▶ _Exercise brief_:
Write the entries out exactly. Any images they hold stay out of the copy.

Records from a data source
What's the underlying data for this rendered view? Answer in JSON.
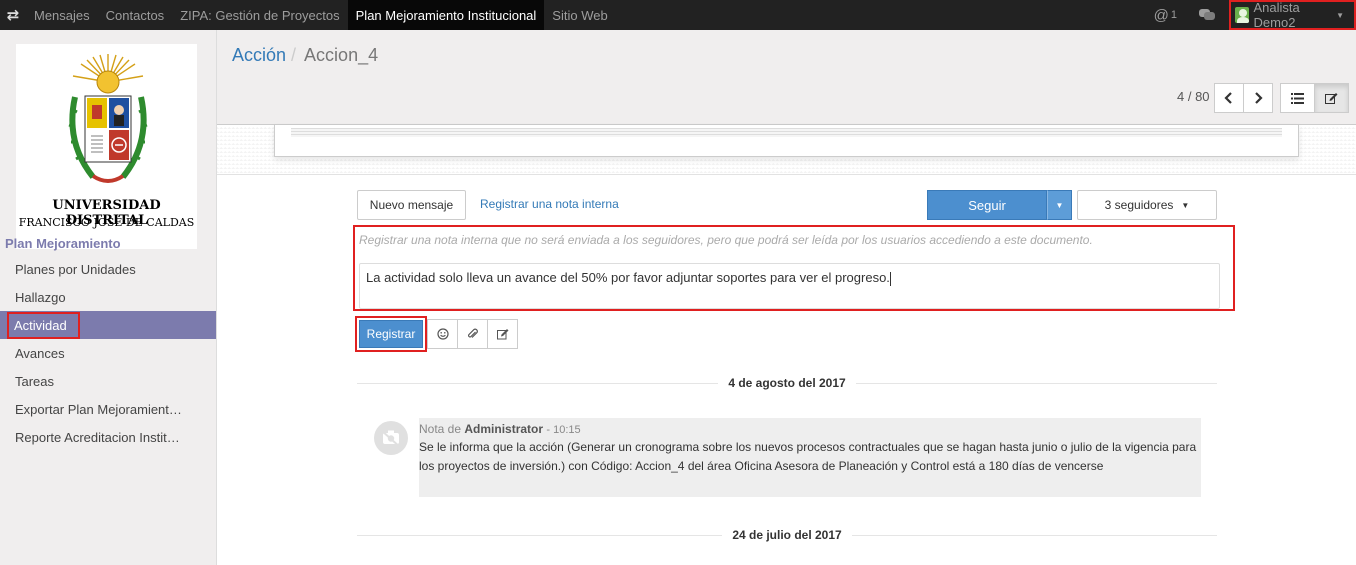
{
  "topbar": {
    "menu": [
      "Mensajes",
      "Contactos",
      "ZIPA: Gestión de Proyectos",
      "Plan Mejoramiento Institucional",
      "Sitio Web"
    ],
    "active_index": 3,
    "mentions_count": "1",
    "user_name": "Analista Demo2"
  },
  "sidebar": {
    "logo_line1": "UNIVERSIDAD DISTRITAL",
    "logo_line2": "FRANCISCO JOSÉ DE CALDAS",
    "section_title": "Plan Mejoramiento",
    "items": [
      "Planes por Unidades",
      "Hallazgo",
      "Actividad",
      "Avances",
      "Tareas",
      "Exportar Plan Mejoramient…",
      "Reporte Acreditacion Instit…"
    ]
  },
  "header": {
    "breadcrumb_parent": "Acción",
    "breadcrumb_current": "Accion_4",
    "pager": "4 / 80"
  },
  "chatter": {
    "new_message": "Nuevo mensaje",
    "log_note": "Registrar una nota interna",
    "follow": "Seguir",
    "followers": "3 seguidores",
    "composer_hint": "Registrar una nota interna que no será enviada a los seguidores, pero que podrá ser leída por los usuarios accediendo a este documento.",
    "composer_text": "La actividad solo lleva un avance del 50% por favor adjuntar soportes para ver el progreso.",
    "register_button": "Registrar",
    "date1": "4 de agosto del 2017",
    "message": {
      "prefix": "Nota de",
      "author": "Administrator",
      "time": "- 10:15",
      "body": "Se le informa que la acción (Generar un cronograma sobre los nuevos procesos contractuales que se hagan hasta junio o julio de la vigencia para los proyectos de inversión.) con Código: Accion_4 del área Oficina Asesora de Planeación y Control está a 180 días de vencerse"
    },
    "date2": "24 de julio del 2017"
  },
  "colors": {
    "topbar": "#222222",
    "accent": "#7c7bad",
    "primary": "#4c8fcf",
    "highlight": "#e02020"
  }
}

▶ _Answer to the exercise_:
What's the underlying data for this rendered view? Answer in JSON.
{
  "topbar": {
    "menu": [
      "Mensajes",
      "Contactos",
      "ZIPA: Gestión de Proyectos",
      "Plan Mejoramiento Institucional",
      "Sitio Web"
    ],
    "active_index": 3,
    "mentions_count": "1",
    "user_name": "Analista Demo2"
  },
  "sidebar": {
    "logo_line1": "UNIVERSIDAD DISTRITAL",
    "logo_line2": "FRANCISCO JOSÉ DE CALDAS",
    "section_title": "Plan Mejoramiento",
    "items": [
      "Planes por Unidades",
      "Hallazgo",
      "Actividad",
      "Avances",
      "Tareas",
      "Exportar Plan Mejoramient…",
      "Reporte Acreditacion Instit…"
    ]
  },
  "header": {
    "breadcrumb_parent": "Acción",
    "breadcrumb_current": "Accion_4",
    "pager": "4 / 80"
  },
  "chatter": {
    "new_message": "Nuevo mensaje",
    "log_note": "Registrar una nota interna",
    "follow": "Seguir",
    "followers": "3 seguidores",
    "composer_hint": "Registrar una nota interna que no será enviada a los seguidores, pero que podrá ser leída por los usuarios accediendo a este documento.",
    "composer_text": "La actividad solo lleva un avance del 50% por favor adjuntar soportes para ver el progreso.",
    "register_button": "Registrar",
    "date1": "4 de agosto del 2017",
    "message": {
      "prefix": "Nota de",
      "author": "Administrator",
      "time": "- 10:15",
      "body": "Se le informa que la acción (Generar un cronograma sobre los nuevos procesos contractuales que se hagan hasta junio o julio de la vigencia para los proyectos de inversión.) con Código: Accion_4 del área Oficina Asesora de Planeación y Control está a 180 días de vencerse"
    },
    "date2": "24 de julio del 2017"
  },
  "colors": {
    "topbar": "#222222",
    "accent": "#7c7bad",
    "primary": "#4c8fcf",
    "highlight": "#e02020"
  }
}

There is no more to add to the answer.